In Fig. 2 at I0 is indicated the external wall of the chamber, while II is an inner lining for the wall, in the form of thin wire gauze or other openwork metal sheet. Disposed within the chamber is a thin wall I2 of resinous type material incorporating a resistive layer, having a surface or embedded layer of carbon or other resistive material, the resistive layer being of a thickness to offer a resistance of the order of W ohms per unit length and unit width.
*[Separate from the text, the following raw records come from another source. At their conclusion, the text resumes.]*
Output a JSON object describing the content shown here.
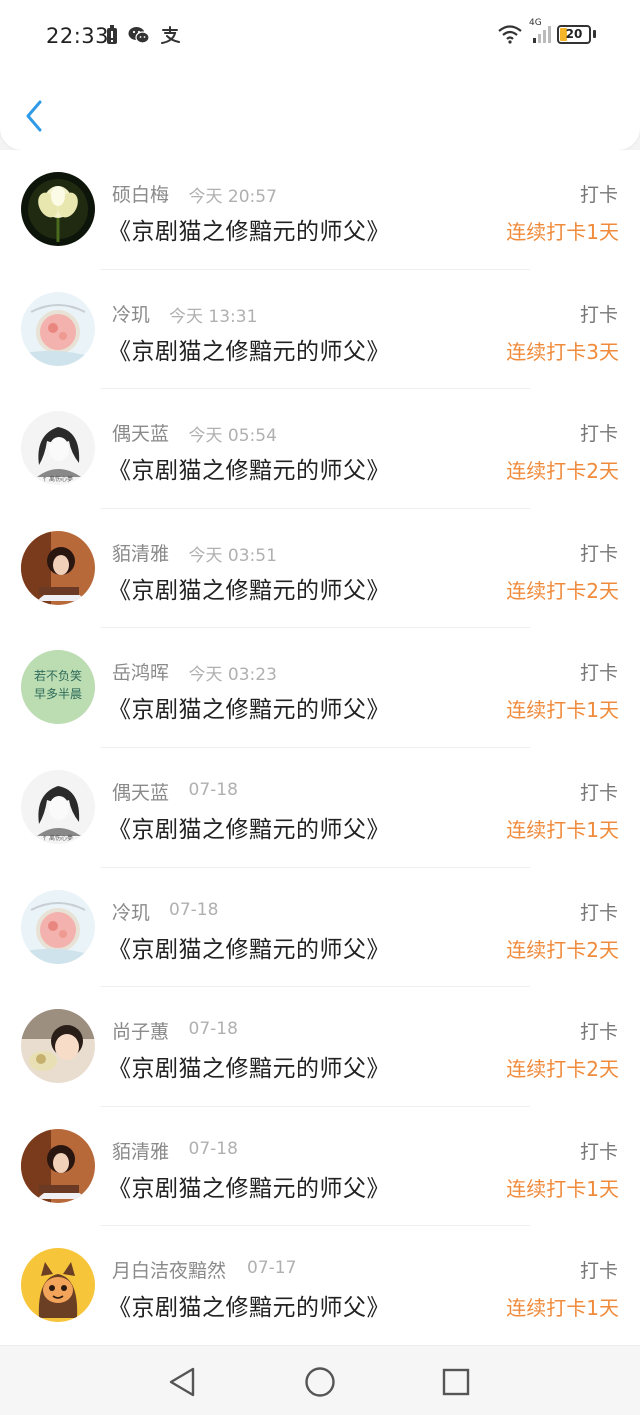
{
  "status_bar": {
    "time": "22:33",
    "battery": "20",
    "network": "4G",
    "left_icons": [
      "battery-saver-icon",
      "wechat-icon",
      "alipay-icon"
    ],
    "right_icons": [
      "wifi-icon",
      "cellular-signal-icon",
      "battery-icon"
    ]
  },
  "header": {
    "back_icon": "chevron-left-icon"
  },
  "colors": {
    "accent": "#f08b3c",
    "back_icon": "#2f9be8",
    "name_text": "#8a8a8a",
    "time_text": "#b0b0b0",
    "title_text": "#222222"
  },
  "checkins": [
    {
      "name": "硕白梅",
      "time": "今天 20:57",
      "title": "《京剧猫之修黯元的师父》",
      "action": "打卡",
      "streak": "连续打卡1天",
      "avatar": "lotus-flower"
    },
    {
      "name": "冷玑",
      "time": "今天 13:31",
      "title": "《京剧猫之修黯元的师父》",
      "action": "打卡",
      "streak": "连续打卡3天",
      "avatar": "pink-pendant"
    },
    {
      "name": "偶天蓝",
      "time": "今天 05:54",
      "title": "《京剧猫之修黯元的师父》",
      "action": "打卡",
      "streak": "连续打卡2天",
      "avatar": "girl-sketch"
    },
    {
      "name": "貊清雅",
      "time": "今天 03:51",
      "title": "《京剧猫之修黯元的师父》",
      "action": "打卡",
      "streak": "连续打卡2天",
      "avatar": "girl-photo"
    },
    {
      "name": "岳鸿晖",
      "time": "今天 03:23",
      "title": "《京剧猫之修黯元的师父》",
      "action": "打卡",
      "streak": "连续打卡1天",
      "avatar": "green-text"
    },
    {
      "name": "偶天蓝",
      "time": "07-18",
      "title": "《京剧猫之修黯元的师父》",
      "action": "打卡",
      "streak": "连续打卡1天",
      "avatar": "girl-sketch"
    },
    {
      "name": "冷玑",
      "time": "07-18",
      "title": "《京剧猫之修黯元的师父》",
      "action": "打卡",
      "streak": "连续打卡2天",
      "avatar": "pink-pendant"
    },
    {
      "name": "尚子蕙",
      "time": "07-18",
      "title": "《京剧猫之修黯元的师父》",
      "action": "打卡",
      "streak": "连续打卡2天",
      "avatar": "child-photo"
    },
    {
      "name": "貊清雅",
      "time": "07-18",
      "title": "《京剧猫之修黯元的师父》",
      "action": "打卡",
      "streak": "连续打卡1天",
      "avatar": "girl-photo"
    },
    {
      "name": "月白洁夜黯然",
      "time": "07-17",
      "title": "《京剧猫之修黯元的师父》",
      "action": "打卡",
      "streak": "连续打卡1天",
      "avatar": "cartoon-cat"
    }
  ],
  "nav_bar": {
    "icons": [
      "back-triangle-icon",
      "home-circle-icon",
      "recents-square-icon"
    ]
  }
}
This thin wall I2 is conveniently supported from the outer walls by spacers (not shown) such that the resistive layer of the wall is spaced from the metal lining II by a distance corresponding to onequarter wavelength of the waves which are to suier no reiiection from the walls of the chamber.
What I claim as new and desire to secure by Letters Patent of the United States is:
A structure substantially non-reflecting to electromagnetic waves of predetermined frequency, comprising a backingmember having a metal surface, a layer of titanium dioxide in powder form superimposed upon said metal surface and of thickness substantially equal to the quotient oi one-quarter of a wavelength of said electromagnetic waves in space and the square root of the dielectric constant oi titanium dioxide for the wavelength of said electromagnetic waves, together with a facing member of electricallyresistive material having electric resistance of the order of 120W ohms per unit length of unit width of said material, superimposed upon said layer of titanium dioxide.
ERIC BALLIOL MOULLIN.
CES CITED The following references are of record in the file of this patent:
UNITED STATES PATENTS Number Name Date 546,802 Ayrton et al Sept. 24, 1895 1,920,741 Bol Aug. 1, 1933 2,106,039 Safford Jan. 18, 1938 2,151,118 King etal Mar. 21, 1939 2,219,941 Rochow Oct. 29, 1940 2,235,010 Chaiee Mar. 18, 1941 2,296,678 Linder Sept. 22, 1942 2,304,540 Cassen Dec. 8, 1942 FOREIGN PATENTS Number Country Date 802,728 France Sept. 14, 1936 22,711-35 Australia June 4, 1936